The Australian National University wants to reach net zero in its emissions of greenhouse gases by 2025 and be the first university in the country to be a net-negative emitter by 2030.
The university’s vice-chancellor, Brian Schmidt, this morning announced the Canberra-based university’s targets, which would require offsetting some of its emissions as part of its Below Zero Initiative.
ANU said it would be the second university in the world to aim for a net-negative target, where operations and offsets would mean the university was absorbing more greenhouse gases than it was emitting.
The university would only use offsets that had either a research or teaching connection to the university. There are several Australian university’s with net-zero goals.
The first university in the world to announce a net-negative target is LUT University in Finland that wants its two campuses to be carbon negative by 2024.
Achieving below zero is ambitious and it will involve big changes to the way we do things – but as the national university, we must show leadership in driving a societal transformation to address climate change.
The University of Adelaide also officially opens a $7m solar and energy storage project at its Roseworthy campus today. The solar farm, power network upgrade and batteries should cover 42% of the campus’s energy needs, the university said.
Qantas announces more job cuts
In its market update today, Qantas has announced further job cuts as the airline continues to be hit by the prolonged international border closure.
The airline will offer voluntary redundancy for Qantas international cabin crew as an expression of interest program.
Qantas expects “several hundred” employees to apply, but has said the total number accepted will “be balanced against retaining key capability for the longer term”.
This latest round of cuts are in addition to 8,500 redundancies announced earlier in the pandemic.
Qantas will also implement a two-year wage freeze to the next round of enterprise agreements across the entire business, including the management level. Following the freezes, wages will increase by 2% each year, compared with the 3% growth rate pre-Covid.
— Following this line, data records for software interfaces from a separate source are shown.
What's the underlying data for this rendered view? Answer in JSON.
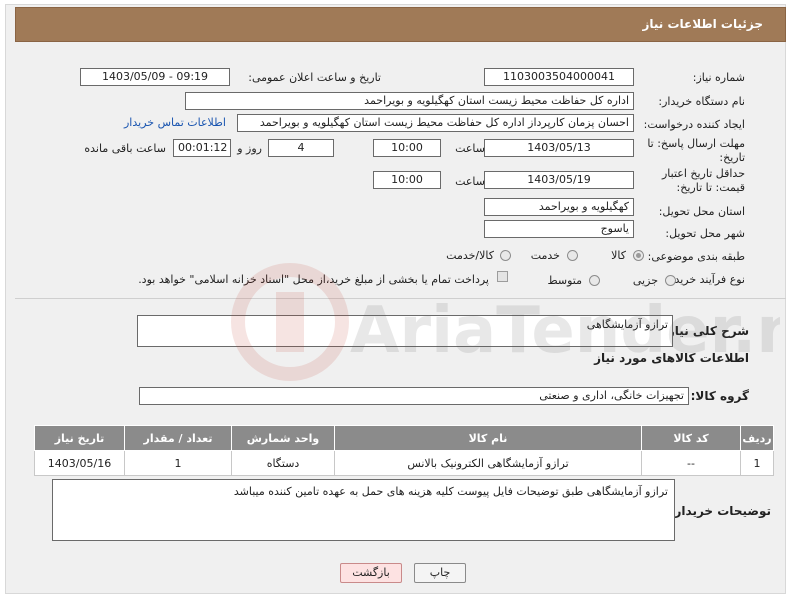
{
  "header": {
    "title": "جزئیات اطلاعات نیاز"
  },
  "fields": {
    "need_number_label": "شماره نیاز:",
    "need_number": "1103003504000041",
    "announce_label": "تاریخ و ساعت اعلان عمومی:",
    "announce_value": "1403/05/09 - 09:19",
    "buyer_org_label": "نام دستگاه خریدار:",
    "buyer_org": "اداره کل حفاظت محیط زیست استان کهگیلویه و بویراحمد",
    "requester_label": "ایجاد کننده درخواست:",
    "requester": "احسان پزمان کارپرداز اداره کل حفاظت محیط زیست استان کهگیلویه و بویراحمد",
    "contact_link": "اطلاعات تماس خریدار",
    "deadline_label": "مهلت ارسال پاسخ: تا تاریخ:",
    "deadline_date": "1403/05/13",
    "time_label": "ساعت",
    "deadline_time": "10:00",
    "days_value": "4",
    "days_label": "روز و",
    "remaining_value": "00:01:12",
    "remaining_label": "ساعت باقی مانده",
    "validity_label": "حداقل تاریخ اعتبار قیمت: تا تاریخ:",
    "validity_date": "1403/05/19",
    "validity_time": "10:00",
    "province_label": "استان محل تحویل:",
    "province": "کهگیلویه و بویراحمد",
    "city_label": "شهر محل تحویل:",
    "city": "یاسوج",
    "category_label": "طبقه بندی موضوعی:",
    "category_options": [
      "کالا",
      "خدمت",
      "کالا/خدمت"
    ],
    "process_label": "نوع فرآیند خرید :",
    "process_options": [
      "جزیی",
      "متوسط"
    ],
    "payment_note": "پرداخت تمام یا بخشی از مبلغ خرید،از محل \"اسناد خزانه اسلامی\" خواهد بود.",
    "desc_label": "شرح کلی نیاز:",
    "desc_value": "ترازو آزمایشگاهی",
    "goods_info_title": "اطلاعات کالاهای مورد نیاز",
    "goods_group_label": "گروه کالا:",
    "goods_group": "تجهیزات خانگی، اداری و صنعتی",
    "buyer_notes_label": "توضیحات خریدار:",
    "buyer_notes": "ترازو آزمایشگاهی طبق توضیحات فایل پیوست کلیه هزینه های حمل به عهده تامین کننده میباشد"
  },
  "table": {
    "headers": [
      "ردیف",
      "کد کالا",
      "نام کالا",
      "واحد شمارش",
      "تعداد / مقدار",
      "تاریخ نیاز"
    ],
    "rows": [
      [
        "1",
        "--",
        "ترازو آزمایشگاهی الکترونیک بالانس",
        "دستگاه",
        "1",
        "1403/05/16"
      ]
    ]
  },
  "buttons": {
    "print": "چاپ",
    "back": "بازگشت"
  },
  "watermark": {
    "text": "AriaTender.net"
  },
  "colors": {
    "header": "#a07a57",
    "table_header": "#8b8b8b",
    "link": "#1a55b0"
  }
}
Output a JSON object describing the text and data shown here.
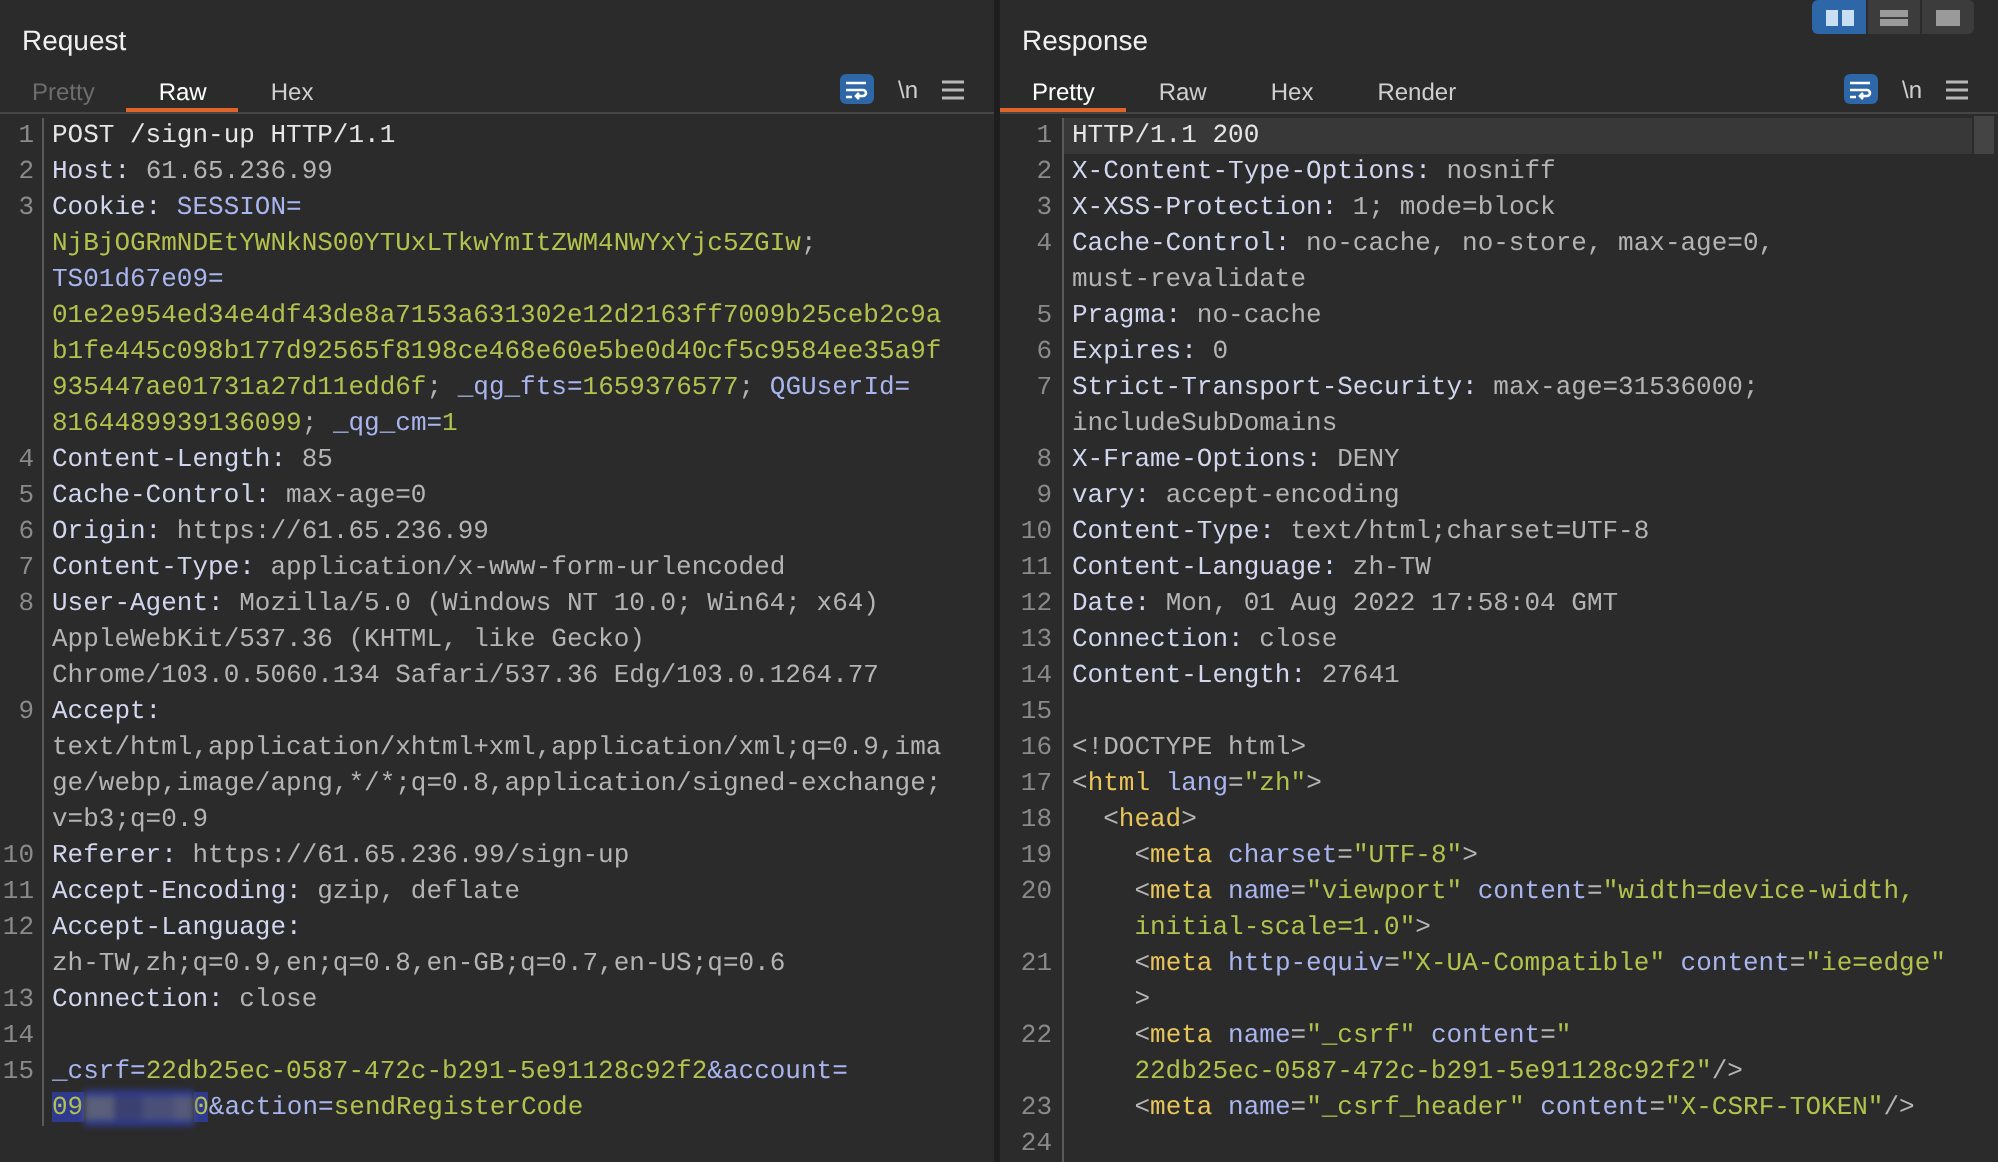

As another cost-cutting measure, Qantas will also cut the commission it pays travel agents for international airfare bookings, from 5% to 1%. The changes will kick in only from July 2022, to give the industry “time to adapt”.
The airline is seeking to cut $1bn in costs by the end of the 2023 financial year, with $600m to be delivered this financial year.
Increased demand for domestic travel is improving the airline’s financial position. However, net debt peaked at $6.4bn in February, and is expected to be $6.05bn by the end of June.
The Qantas chief executive, Alan Joyce, said:
We have a long way still to go in this recovery, but it does feel like we’re slowly starting to turn the corner. It’s great to see so many of our people now back at work and the majority of our fleet back in the air.
Our recovery strategy of targeting cash-positive flying rather than pre-Covid margins is helping increase activity levels and repair our balance sheet.
The fact we’re making inroads to the debt we needed to get through this crisis shows the business is now on a more sustainable footing. The main driver is the rebound of domestic travel, which now looks like it will be bigger than it was pre-Covid, at least until international borders reopen.
Managing costs remains a critical part of our recovery, especially given the revenue we’ve lost and the intensely competitive market we’re in.
Qantas chief executive Alan Joyce has reiterated a plea for the Morrison government to reopen borders when the Covid-19 vaccine rollout is completed.
Qantas has pushed back its timeline to resume a significant level of international flying to late December 2021 – in line with when the government says the vaccine rollout will be complete.
Joyce maintains the airline will not push back its international resumption to the second half of 2022 – the timeframe outlined in last week’s federal budget for when the government believes international travel will begin to resume.
Instead, Joyce is urging the government to bring forward its timeline for travel or risk “Australia being left behind”.
We’ve adjusted our expectations for when international borders will start opening based on the government’s new timeline. But our fundamental assumption remains the same – that once the national vaccine rollout is effectively complete, Australia can and should open up. That’s why we have aligned the date for international flights restarting in earnest with a successful vaccination program.
No one wants to lose the tremendous success we’ve had at managing Covid but rolling out the vaccine totally changes the equation. The risk then flips to Australia being left behind when countries like the US and UK are getting back to normal.
Australia has to put the same intensity into the vaccine rollout as we’ve put on lockdowns and restrictions, because only then will we have the confidence to open up.
Australia’s private health insurance industry is in a “death spiral” and the federal government and the industry must agree on significant overhauls if the system is to be sustainable into the future, a report from health thinktank the Grattan Institute says.
The causes of the malaise are well-documented and include an ageing population, increased use of healthcare services, and rising healthcare costs that drive up premiums and make health insurance less affordable – and less attractive – to young and healthy people in particular.